Creating Energy From Hot Pavement
Turning heat into electricity: Engineers are working on technology that will harvest clean energy from pavement
While solar energy is a clean source of energy, not everyone can afford the often expensive installation costs. Now, a recent article has revealed that we might soon be able to harness solar energy from hot pavements.
Samer Dessouky, a professor of civil and environmental engineering at The University of Texas at San Antonio, received $298,000 via the Strategic Alliance between the Texas Sustainable Energy Research Institute (UTSA) and CPS Energy, which was established in 2010. Dessouky will use the funding to study how to generate power from hot pavements.
The professor aims to improve a technology that he developed with his team which converts heat from paved surfaces into electricity. This technology can be used on paved areas like freeways, airport runways and parking lots to generate electricity. This electricity can then be used in rural areas to provide power for signage and data collection systems, eliminating the need for the electric grid. (Related: Solar cell breakthrough could DOUBLE energy capture efficiency to over 40%.)

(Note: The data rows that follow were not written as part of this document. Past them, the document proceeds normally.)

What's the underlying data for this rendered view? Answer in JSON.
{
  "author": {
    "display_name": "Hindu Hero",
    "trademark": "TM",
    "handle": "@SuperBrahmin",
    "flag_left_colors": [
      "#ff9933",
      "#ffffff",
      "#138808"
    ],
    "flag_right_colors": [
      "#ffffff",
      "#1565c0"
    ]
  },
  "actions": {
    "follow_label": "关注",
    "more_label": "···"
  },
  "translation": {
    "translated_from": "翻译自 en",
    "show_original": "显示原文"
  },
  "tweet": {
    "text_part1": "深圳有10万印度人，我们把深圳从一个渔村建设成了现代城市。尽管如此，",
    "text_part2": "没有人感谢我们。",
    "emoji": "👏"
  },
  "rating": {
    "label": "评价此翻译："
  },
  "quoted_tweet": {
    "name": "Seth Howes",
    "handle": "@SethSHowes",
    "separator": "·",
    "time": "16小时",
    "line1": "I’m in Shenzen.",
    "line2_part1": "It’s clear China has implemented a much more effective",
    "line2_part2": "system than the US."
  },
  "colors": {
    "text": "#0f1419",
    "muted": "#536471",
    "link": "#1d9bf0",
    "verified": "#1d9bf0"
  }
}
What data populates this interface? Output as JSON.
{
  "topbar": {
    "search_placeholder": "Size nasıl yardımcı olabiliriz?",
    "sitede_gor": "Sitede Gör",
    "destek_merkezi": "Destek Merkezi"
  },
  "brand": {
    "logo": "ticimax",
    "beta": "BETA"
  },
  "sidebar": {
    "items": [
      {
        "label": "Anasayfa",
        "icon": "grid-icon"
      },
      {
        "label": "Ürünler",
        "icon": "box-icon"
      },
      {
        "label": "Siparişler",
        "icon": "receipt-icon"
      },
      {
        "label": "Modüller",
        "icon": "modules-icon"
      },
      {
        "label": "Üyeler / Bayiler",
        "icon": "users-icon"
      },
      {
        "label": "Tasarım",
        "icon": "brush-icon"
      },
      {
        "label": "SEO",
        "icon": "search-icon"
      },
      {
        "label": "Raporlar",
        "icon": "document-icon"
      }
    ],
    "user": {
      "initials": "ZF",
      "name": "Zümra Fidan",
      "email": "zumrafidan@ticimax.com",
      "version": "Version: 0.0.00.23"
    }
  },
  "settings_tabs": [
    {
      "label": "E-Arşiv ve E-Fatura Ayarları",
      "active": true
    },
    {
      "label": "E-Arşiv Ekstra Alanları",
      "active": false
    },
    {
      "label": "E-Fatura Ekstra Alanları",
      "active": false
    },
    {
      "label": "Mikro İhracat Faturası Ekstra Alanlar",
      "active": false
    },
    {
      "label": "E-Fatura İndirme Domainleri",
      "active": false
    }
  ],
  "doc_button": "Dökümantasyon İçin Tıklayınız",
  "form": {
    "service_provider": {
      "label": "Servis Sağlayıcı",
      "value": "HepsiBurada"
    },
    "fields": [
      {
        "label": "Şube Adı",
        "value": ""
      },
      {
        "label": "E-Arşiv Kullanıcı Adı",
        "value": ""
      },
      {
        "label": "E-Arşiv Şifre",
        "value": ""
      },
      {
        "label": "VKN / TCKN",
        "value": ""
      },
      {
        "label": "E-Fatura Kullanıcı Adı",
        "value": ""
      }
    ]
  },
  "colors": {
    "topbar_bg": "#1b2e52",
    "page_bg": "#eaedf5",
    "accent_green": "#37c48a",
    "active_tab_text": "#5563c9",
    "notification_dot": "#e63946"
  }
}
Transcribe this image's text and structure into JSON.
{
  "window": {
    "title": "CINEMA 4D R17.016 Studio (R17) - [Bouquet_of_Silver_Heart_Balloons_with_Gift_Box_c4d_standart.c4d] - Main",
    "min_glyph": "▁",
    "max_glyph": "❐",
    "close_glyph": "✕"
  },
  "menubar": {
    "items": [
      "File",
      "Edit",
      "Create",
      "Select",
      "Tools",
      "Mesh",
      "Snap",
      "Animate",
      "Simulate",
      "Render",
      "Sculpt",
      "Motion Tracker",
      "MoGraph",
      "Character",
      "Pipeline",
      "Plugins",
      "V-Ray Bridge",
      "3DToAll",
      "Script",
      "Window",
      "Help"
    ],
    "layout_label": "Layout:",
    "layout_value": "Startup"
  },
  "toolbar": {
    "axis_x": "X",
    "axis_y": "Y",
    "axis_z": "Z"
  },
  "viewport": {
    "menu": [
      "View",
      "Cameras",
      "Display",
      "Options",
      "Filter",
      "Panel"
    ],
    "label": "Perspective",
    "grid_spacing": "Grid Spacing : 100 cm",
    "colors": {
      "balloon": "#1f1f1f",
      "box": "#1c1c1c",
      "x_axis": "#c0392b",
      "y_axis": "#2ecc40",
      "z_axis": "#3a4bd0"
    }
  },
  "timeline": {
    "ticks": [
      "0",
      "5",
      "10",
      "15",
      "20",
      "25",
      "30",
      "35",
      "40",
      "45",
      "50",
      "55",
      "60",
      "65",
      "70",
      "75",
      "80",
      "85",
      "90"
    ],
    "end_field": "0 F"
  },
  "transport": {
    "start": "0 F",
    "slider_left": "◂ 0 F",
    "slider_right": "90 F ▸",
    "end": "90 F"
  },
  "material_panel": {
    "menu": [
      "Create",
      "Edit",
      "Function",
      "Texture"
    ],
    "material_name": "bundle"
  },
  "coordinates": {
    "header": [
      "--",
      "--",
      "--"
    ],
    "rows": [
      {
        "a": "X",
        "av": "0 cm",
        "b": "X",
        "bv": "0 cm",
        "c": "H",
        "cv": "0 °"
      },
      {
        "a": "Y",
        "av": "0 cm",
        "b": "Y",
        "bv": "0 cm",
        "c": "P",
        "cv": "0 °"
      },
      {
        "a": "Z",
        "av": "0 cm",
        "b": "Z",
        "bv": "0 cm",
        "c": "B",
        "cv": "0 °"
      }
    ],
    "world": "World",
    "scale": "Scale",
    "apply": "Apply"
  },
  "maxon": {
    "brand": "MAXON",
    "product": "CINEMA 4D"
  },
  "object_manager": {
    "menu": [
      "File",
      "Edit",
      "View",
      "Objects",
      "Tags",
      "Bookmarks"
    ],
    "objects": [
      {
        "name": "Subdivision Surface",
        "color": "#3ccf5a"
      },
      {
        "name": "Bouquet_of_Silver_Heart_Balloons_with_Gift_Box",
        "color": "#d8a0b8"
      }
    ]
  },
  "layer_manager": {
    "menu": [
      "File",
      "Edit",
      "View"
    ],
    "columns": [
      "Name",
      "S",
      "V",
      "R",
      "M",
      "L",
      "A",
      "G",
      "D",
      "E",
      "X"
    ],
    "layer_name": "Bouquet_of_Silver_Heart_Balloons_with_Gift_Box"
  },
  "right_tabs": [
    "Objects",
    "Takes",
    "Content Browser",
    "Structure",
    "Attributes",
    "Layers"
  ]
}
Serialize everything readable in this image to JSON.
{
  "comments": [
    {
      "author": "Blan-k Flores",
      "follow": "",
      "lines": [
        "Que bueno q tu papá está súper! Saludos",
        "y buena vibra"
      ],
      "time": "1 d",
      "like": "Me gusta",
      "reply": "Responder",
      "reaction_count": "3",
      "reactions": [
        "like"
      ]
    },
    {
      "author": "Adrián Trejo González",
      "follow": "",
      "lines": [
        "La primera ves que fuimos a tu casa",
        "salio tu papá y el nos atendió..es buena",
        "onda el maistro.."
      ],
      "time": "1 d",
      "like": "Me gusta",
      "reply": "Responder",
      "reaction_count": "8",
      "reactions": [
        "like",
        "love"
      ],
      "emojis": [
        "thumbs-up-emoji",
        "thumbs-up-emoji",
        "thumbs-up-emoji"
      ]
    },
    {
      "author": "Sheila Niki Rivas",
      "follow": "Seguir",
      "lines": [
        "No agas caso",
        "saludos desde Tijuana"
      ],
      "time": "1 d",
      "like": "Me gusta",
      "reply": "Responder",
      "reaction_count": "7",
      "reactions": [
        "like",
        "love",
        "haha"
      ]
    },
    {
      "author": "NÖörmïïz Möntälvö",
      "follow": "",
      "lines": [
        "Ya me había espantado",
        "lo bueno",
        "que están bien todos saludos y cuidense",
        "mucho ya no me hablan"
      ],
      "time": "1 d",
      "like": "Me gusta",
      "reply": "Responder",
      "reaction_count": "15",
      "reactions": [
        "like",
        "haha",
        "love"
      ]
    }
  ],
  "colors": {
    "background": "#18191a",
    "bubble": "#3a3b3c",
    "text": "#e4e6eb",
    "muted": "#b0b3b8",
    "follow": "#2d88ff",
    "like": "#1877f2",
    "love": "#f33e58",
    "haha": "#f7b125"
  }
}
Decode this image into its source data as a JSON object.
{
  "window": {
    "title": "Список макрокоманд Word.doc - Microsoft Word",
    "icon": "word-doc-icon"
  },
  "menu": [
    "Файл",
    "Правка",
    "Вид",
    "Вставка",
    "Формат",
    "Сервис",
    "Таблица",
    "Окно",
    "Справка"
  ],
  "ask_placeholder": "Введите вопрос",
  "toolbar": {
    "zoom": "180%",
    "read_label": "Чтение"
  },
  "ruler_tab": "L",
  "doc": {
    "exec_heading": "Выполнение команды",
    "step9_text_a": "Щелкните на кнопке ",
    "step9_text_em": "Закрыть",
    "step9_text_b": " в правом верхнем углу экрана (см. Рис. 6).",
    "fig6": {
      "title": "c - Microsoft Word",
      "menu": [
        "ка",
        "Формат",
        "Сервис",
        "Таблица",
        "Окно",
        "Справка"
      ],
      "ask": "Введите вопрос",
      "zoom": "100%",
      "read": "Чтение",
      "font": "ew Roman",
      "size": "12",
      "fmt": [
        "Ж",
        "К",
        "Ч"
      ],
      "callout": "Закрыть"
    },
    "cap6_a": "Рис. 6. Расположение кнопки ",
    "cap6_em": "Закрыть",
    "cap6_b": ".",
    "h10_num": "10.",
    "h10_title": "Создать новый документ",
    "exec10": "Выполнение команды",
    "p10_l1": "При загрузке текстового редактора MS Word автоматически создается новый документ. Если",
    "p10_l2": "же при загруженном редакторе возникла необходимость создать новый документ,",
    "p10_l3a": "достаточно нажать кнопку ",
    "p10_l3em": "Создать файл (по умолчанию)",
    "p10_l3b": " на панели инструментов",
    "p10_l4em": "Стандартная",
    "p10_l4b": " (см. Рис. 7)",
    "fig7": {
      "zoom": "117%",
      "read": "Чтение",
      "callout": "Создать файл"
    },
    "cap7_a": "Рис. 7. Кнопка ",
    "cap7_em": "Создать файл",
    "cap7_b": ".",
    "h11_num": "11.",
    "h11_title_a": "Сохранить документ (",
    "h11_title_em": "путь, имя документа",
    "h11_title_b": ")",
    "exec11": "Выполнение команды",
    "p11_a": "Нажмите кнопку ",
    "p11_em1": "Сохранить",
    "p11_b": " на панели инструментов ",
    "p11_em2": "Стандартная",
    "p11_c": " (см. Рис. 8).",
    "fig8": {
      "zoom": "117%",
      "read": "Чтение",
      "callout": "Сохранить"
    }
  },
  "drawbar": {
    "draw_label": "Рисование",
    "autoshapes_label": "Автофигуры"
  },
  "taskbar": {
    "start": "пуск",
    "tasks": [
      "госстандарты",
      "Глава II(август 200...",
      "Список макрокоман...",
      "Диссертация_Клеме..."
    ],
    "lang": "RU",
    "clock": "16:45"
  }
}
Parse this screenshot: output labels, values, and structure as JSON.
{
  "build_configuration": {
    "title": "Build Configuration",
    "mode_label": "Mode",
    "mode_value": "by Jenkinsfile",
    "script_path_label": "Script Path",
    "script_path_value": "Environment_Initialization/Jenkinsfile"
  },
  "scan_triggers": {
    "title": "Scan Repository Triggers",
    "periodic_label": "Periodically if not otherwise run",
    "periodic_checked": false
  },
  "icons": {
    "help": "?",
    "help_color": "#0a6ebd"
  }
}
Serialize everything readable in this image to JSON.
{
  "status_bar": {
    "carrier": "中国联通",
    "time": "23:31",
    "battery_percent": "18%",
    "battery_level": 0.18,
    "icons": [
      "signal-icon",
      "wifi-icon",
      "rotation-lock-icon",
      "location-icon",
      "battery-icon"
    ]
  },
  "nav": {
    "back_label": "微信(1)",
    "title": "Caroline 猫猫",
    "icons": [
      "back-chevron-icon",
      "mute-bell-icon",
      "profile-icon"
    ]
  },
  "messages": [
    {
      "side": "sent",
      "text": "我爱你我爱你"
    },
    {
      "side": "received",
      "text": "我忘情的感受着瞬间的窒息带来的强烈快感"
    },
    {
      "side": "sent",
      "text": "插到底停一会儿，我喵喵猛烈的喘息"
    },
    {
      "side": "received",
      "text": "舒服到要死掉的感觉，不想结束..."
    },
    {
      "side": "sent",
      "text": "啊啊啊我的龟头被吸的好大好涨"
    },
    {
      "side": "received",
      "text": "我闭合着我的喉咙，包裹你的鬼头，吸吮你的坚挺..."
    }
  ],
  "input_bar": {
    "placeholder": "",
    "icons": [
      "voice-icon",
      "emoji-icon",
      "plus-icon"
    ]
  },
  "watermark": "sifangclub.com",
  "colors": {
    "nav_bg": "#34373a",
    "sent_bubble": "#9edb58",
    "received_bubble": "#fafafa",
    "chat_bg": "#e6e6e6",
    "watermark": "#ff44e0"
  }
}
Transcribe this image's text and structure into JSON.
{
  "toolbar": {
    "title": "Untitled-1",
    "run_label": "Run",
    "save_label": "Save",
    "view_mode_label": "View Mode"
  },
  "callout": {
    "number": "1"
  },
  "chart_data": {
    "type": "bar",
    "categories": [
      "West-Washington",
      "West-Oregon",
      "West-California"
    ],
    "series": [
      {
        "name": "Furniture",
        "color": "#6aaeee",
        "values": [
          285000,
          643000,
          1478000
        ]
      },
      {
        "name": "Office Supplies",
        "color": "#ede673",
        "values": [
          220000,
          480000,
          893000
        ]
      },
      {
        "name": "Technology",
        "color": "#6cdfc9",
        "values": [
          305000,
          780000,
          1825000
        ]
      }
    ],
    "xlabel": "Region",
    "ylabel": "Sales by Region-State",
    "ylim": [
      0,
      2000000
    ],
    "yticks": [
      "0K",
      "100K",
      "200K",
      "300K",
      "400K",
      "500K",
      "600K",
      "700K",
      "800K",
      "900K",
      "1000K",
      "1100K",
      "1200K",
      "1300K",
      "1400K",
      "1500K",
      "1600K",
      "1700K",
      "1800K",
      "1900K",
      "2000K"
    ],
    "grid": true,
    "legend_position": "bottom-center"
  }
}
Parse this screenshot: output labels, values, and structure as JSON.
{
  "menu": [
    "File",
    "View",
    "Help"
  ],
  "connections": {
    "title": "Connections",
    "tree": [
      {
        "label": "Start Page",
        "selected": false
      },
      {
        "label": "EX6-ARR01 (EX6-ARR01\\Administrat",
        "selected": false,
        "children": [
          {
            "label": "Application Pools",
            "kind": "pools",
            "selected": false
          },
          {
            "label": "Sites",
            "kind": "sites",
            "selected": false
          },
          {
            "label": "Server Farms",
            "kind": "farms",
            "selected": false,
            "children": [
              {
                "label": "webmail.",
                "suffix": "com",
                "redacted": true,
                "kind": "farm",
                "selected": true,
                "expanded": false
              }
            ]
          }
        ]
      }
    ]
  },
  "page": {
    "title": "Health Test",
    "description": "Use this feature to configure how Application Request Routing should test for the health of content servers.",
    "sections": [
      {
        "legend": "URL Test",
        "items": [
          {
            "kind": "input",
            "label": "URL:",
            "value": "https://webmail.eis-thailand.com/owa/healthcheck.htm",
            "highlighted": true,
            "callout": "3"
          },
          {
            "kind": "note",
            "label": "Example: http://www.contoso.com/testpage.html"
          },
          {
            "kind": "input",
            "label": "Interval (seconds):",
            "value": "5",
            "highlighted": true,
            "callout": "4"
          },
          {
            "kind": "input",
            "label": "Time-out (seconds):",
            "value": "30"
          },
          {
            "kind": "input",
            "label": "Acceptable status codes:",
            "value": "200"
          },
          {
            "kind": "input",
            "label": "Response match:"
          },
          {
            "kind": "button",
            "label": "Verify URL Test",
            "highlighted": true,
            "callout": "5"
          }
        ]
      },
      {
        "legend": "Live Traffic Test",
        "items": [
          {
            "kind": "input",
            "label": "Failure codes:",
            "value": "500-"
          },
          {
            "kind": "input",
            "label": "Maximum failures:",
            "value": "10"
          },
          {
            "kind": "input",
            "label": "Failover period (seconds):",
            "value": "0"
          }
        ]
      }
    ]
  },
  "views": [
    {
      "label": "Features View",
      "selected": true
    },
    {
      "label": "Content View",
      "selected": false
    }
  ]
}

According to Dessouky, the spaces occupied by pavements are significantly hotter than green spaces, since they absorb heat while green spaces are cooler. In 2016, Dessouky et al. started working on a thermal energy-harvesting system. Dessouky and his team then tested this system by installing several prototypes by the Concrete Laboratory on the west side of the UTSA Main Campus. With Dessouky’s system, power was collected from the temperature differential between the pavement’s surface and the lower temperature further into the soil. With CPS Energy’s support, the project will enable Dessouky and his team to improve the system.
Dessouky uses drones to map out the areas in large landscapes like airports and universities, “where heat is most concentrated.” This helps Dessouky et al. to locate the best places to implement the revolutionary technology.
Dessouky shared, “Since airports consist of large areas of concrete pavement, they’re ideal for this kind of technology.” He continued, “In a blackout, this could be used as a back-up source of power for illuminating LED at runways and taxiways or could be used as the sole means of lighting rural civilian airport runways.”
Early in 2017, Dessouky and his collaborator A.T. Papagiannakis, McDermott Professor of Civil and Environmental Engineering, and their graduate student Utpal Datta won first place in the Innovation Competition of the American Society of Civil Engineers. The team also won second place in the Airport Cooperative Research Program University Design Competition for their ingenious technology.
Dessouky thinks that the technology can give “uncongested, rural areas” access to other power sources. He is also looking into how his technology can be used to improve UTSA’s own campuses, which has many green spaces along with concrete structures and several asphalt parking lots that absorb a great amount of heat. Both are perfect for the technology that he is currently trying to improve.
Dessouky said, “By using that natural source of heat, you’re actually aiding the planet.” He concluded, “In reducing our use of fossil fuels for powering the grids and taking advantage of renewable energy resources, we are moving toward a cleaner planet.”
Read the entire article here: NaturalNews.com